COMMENTS from this weblog:
Our comments, heavily edited by the DAAO (March 2008):
Thomas Nevin’s photographic career did not end abruptly in 1876 when he took the position of keeper (1876-1880) of the Hobart Town Hall, the location of the Police Office with cells in the basement. He maintained photographic studios at 140 Elizabeth St, Hobart Town and at New Town (Hobart) from c.1865 until the mid 1880s while working continuously as both commercial photographer and government photographer in prisons. He was also a Special Constable. He did not work alone: his partners were the photographers Alfred Bock, Samuel Clifford, Nevin & Smith (of Smiths studio, Hobart 1865), and his brother Jack Nevin (Hobart Gaol). His sitters and private clientele were from all classes and callings(that they appeared poorly dressed to Chris Long (1995:68) is just a sniffy 20th century view of clothing in the 1870s, and the source of the comment regarding “lower-middle class”); his clients included the Attorney-General and Premier W.R. Giblin whose portrait is held at the Archives Office of Tasmania; merchants and seamen (photos lithographed as advertisements for Samuel Page’s coach line); women in Sunday best; Wesleyans; children (1868, with Smith, SLV); all members of his immediate family (parents, siblings, wife and in-laws); and other photographers. The number of photographs of Port Arthur convicts/Tasmanian prisoners taken by Thomas Nevin exceeded 300; more than 200 survive at the QVMAG, TMAG, NLA, AOT and in private collections. He also produced large numbers of salt-paper stereographs in the late 1860s; 50 or more are held at the Tasmanian Museum and Art Gallery. There is no evidence to suggest that Nevin (a Wesleyan) had a “tendency to drink on duty”: his dismissal from the Town Hall position was the result of one evening’s events.
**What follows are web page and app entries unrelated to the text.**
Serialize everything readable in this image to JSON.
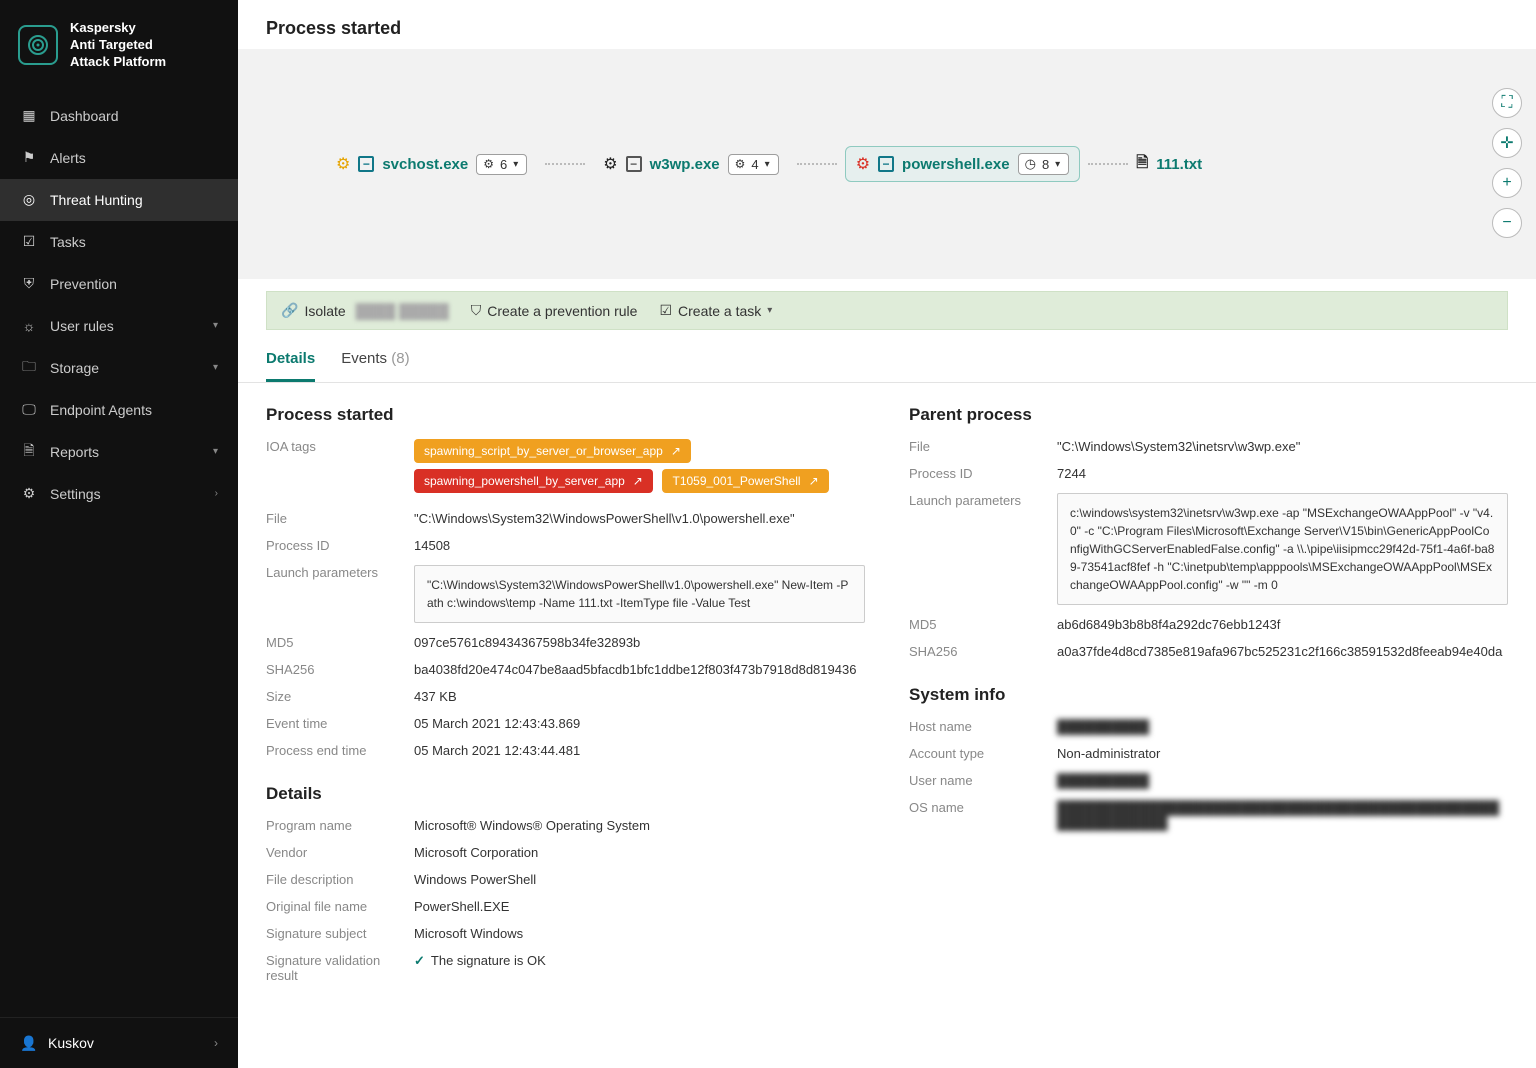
{
  "brand": "Kaspersky\nAnti Targeted\nAttack Platform",
  "sidebar": {
    "items": [
      {
        "label": "Dashboard"
      },
      {
        "label": "Alerts"
      },
      {
        "label": "Threat Hunting"
      },
      {
        "label": "Tasks"
      },
      {
        "label": "Prevention"
      },
      {
        "label": "User rules"
      },
      {
        "label": "Storage"
      },
      {
        "label": "Endpoint Agents"
      },
      {
        "label": "Reports"
      },
      {
        "label": "Settings"
      }
    ],
    "user": "Kuskov"
  },
  "page_title": "Process started",
  "chain": {
    "nodes": [
      {
        "name": "svchost.exe",
        "count": "6",
        "gear": "orange"
      },
      {
        "name": "w3wp.exe",
        "count": "4",
        "gear": "black"
      },
      {
        "name": "powershell.exe",
        "count": "8",
        "gear": "red",
        "selected": true,
        "clock": true
      },
      {
        "name": "111.txt",
        "type": "file"
      }
    ]
  },
  "actions": {
    "isolate": "Isolate",
    "prevention": "Create a prevention rule",
    "task": "Create a task"
  },
  "tabs": {
    "details": "Details",
    "events": "Events",
    "events_count": "(8)"
  },
  "process": {
    "heading": "Process started",
    "ioa_label": "IOA tags",
    "tags": [
      {
        "text": "spawning_script_by_server_or_browser_app",
        "cls": "orange"
      },
      {
        "text": "spawning_powershell_by_server_app",
        "cls": "red"
      },
      {
        "text": "T1059_001_PowerShell",
        "cls": "orange"
      }
    ],
    "file_label": "File",
    "file": "\"C:\\Windows\\System32\\WindowsPowerShell\\v1.0\\powershell.exe\"",
    "pid_label": "Process ID",
    "pid": "14508",
    "launch_label": "Launch parameters",
    "launch": "\"C:\\Windows\\System32\\WindowsPowerShell\\v1.0\\powershell.exe\" New-Item -Path c:\\windows\\temp -Name 111.txt -ItemType file -Value Test",
    "md5_label": "MD5",
    "md5": "097ce5761c89434367598b34fe32893b",
    "sha_label": "SHA256",
    "sha": "ba4038fd20e474c047be8aad5bfacdb1bfc1ddbe12f803f473b7918d8d819436",
    "size_label": "Size",
    "size": "437 KB",
    "etime_label": "Event time",
    "etime": "05 March 2021 12:43:43.869",
    "endtime_label": "Process end time",
    "endtime": "05 March 2021 12:43:44.481"
  },
  "details": {
    "heading": "Details",
    "progname_label": "Program name",
    "progname": "Microsoft® Windows® Operating System",
    "vendor_label": "Vendor",
    "vendor": "Microsoft Corporation",
    "filedesc_label": "File description",
    "filedesc": "Windows PowerShell",
    "origname_label": "Original file name",
    "origname": "PowerShell.EXE",
    "sigsubj_label": "Signature subject",
    "sigsubj": "Microsoft Windows",
    "sigvalid_label": "Signature validation result",
    "sigvalid": "The signature is OK"
  },
  "parent": {
    "heading": "Parent process",
    "file_label": "File",
    "file": "\"C:\\Windows\\System32\\inetsrv\\w3wp.exe\"",
    "pid_label": "Process ID",
    "pid": "7244",
    "launch_label": "Launch parameters",
    "launch": "c:\\windows\\system32\\inetsrv\\w3wp.exe -ap \"MSExchangeOWAAppPool\" -v \"v4.0\" -c \"C:\\Program Files\\Microsoft\\Exchange Server\\V15\\bin\\GenericAppPoolConfigWithGCServerEnabledFalse.config\" -a \\\\.\\pipe\\iisipmcc29f42d-75f1-4a6f-ba89-73541acf8fef -h \"C:\\inetpub\\temp\\apppools\\MSExchangeOWAAppPool\\MSExchangeOWAAppPool.config\" -w \"\" -m 0",
    "md5_label": "MD5",
    "md5": "ab6d6849b3b8b8f4a292dc76ebb1243f",
    "sha_label": "SHA256",
    "sha": "a0a37fde4d8cd7385e819afa967bc525231c2f166c38591532d8feeab94e40da"
  },
  "system": {
    "heading": "System info",
    "host_label": "Host name",
    "host": "██████████",
    "acct_label": "Account type",
    "acct": "Non-administrator",
    "user_label": "User name",
    "user": "██████████",
    "os_label": "OS name",
    "os": "████████████████████████████████████████████████████████████"
  }
}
Substantial research from original sources on the work of Tasmanian photographer Thomas J. Nevin (1842-1923) can be accessed at these sites: http://tasmanianphotographer.blogspot.comhttps://thomasnevin.wordpress.comhttp://prisonerpics.blogspot.com
The DAAO staff writer has taken some information from the entry for Nevin in the print publication The Dictionary of Australian Artists and Photographers to 1870 (1992:568), and incorporated irrelevant comments by Chris Long about the prison administrator A.H. Boyd (not a photographer), and Long’s social class judgments, from the print publication Tasmanian Photographers 1840-1940 (1995:36). Why do these staff writers and reviewers pose as experts on Nevin when they are not, and why do they choose to ignore recent research based on key data easily accessible from historical documents we put online in these weblogs? Hidebound, conservative, and not very professional, is the impression gained from correspondence with the DAAO by writers of this weblog.